_WHAT IS EXPECTED_:
What lines below include the string "thread"? Pick them out and copy them.

── DATA PROVIDED

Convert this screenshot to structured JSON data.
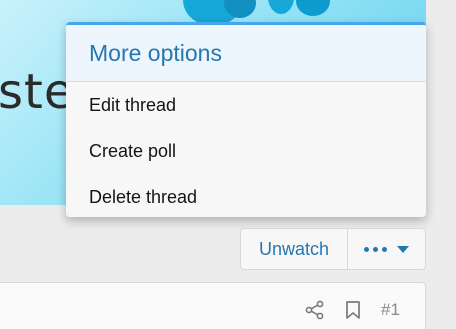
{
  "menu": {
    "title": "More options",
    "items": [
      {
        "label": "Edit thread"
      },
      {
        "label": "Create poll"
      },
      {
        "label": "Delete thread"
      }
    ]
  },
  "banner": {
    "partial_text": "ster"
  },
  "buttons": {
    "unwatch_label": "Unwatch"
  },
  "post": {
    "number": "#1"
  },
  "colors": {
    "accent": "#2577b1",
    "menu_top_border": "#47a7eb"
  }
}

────
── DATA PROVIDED

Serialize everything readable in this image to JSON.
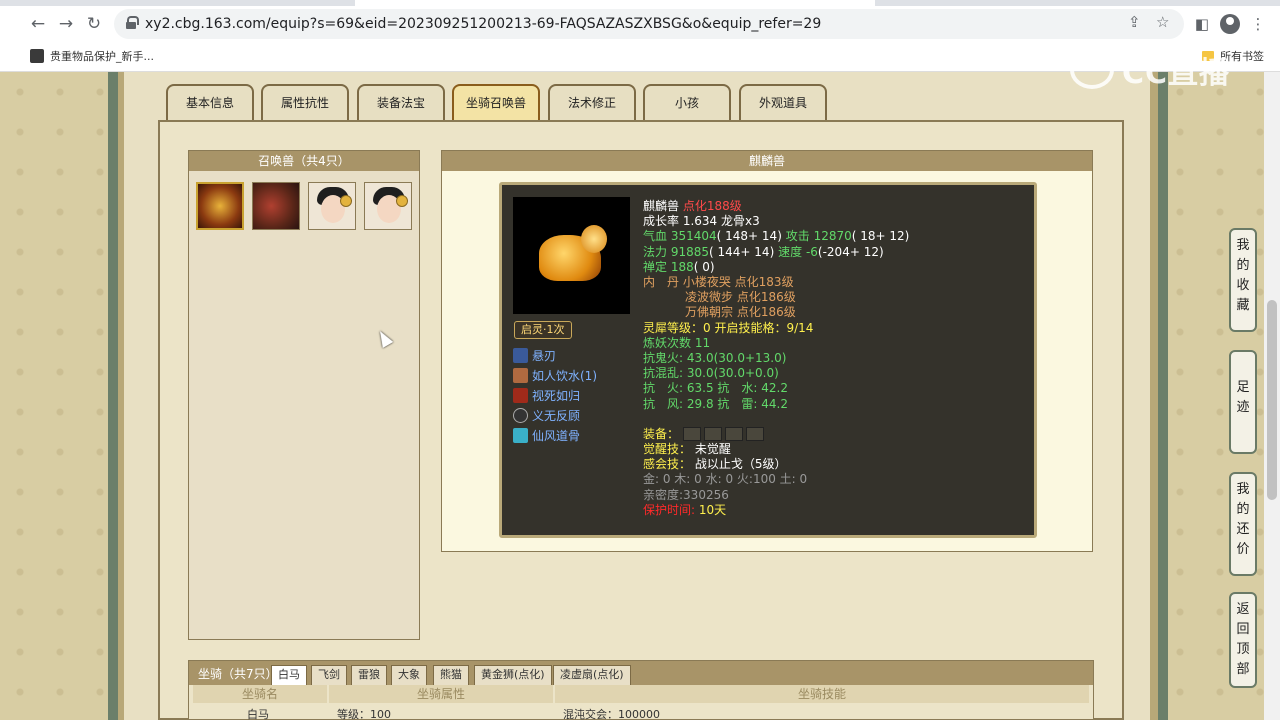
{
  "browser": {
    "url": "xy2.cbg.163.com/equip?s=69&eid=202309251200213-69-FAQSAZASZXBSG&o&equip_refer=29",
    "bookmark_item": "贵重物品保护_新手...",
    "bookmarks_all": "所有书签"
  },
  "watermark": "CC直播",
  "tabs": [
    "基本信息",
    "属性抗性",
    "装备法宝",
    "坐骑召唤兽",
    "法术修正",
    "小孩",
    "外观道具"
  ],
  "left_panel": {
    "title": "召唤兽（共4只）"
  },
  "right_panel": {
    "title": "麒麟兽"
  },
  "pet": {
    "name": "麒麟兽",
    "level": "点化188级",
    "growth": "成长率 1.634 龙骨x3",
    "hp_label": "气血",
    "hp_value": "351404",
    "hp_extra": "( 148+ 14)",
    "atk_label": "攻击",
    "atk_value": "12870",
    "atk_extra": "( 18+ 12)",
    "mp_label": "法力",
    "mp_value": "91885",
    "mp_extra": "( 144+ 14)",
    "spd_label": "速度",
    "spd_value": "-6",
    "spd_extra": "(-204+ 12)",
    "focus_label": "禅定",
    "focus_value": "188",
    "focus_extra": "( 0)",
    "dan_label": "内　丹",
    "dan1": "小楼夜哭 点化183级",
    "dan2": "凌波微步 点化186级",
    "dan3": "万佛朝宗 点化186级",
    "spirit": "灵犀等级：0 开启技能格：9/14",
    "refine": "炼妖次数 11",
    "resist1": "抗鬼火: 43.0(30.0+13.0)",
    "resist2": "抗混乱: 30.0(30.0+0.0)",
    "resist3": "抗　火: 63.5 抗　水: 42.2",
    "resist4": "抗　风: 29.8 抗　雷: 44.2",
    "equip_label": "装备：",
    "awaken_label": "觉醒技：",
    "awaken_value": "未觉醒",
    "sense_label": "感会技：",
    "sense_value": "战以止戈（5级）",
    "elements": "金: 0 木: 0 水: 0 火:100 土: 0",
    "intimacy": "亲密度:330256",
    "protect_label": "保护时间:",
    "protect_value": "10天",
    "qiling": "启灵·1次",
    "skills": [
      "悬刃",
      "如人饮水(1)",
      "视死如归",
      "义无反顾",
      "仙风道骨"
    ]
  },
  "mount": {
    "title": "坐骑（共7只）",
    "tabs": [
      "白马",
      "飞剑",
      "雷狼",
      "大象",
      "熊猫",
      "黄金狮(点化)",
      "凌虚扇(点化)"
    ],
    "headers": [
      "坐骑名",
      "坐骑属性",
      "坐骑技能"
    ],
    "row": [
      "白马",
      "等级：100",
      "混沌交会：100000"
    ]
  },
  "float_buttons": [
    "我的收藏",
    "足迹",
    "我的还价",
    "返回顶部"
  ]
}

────

_FINAL ANSWER_:
        "label": "Edit thread"
        "label": "Delete thread"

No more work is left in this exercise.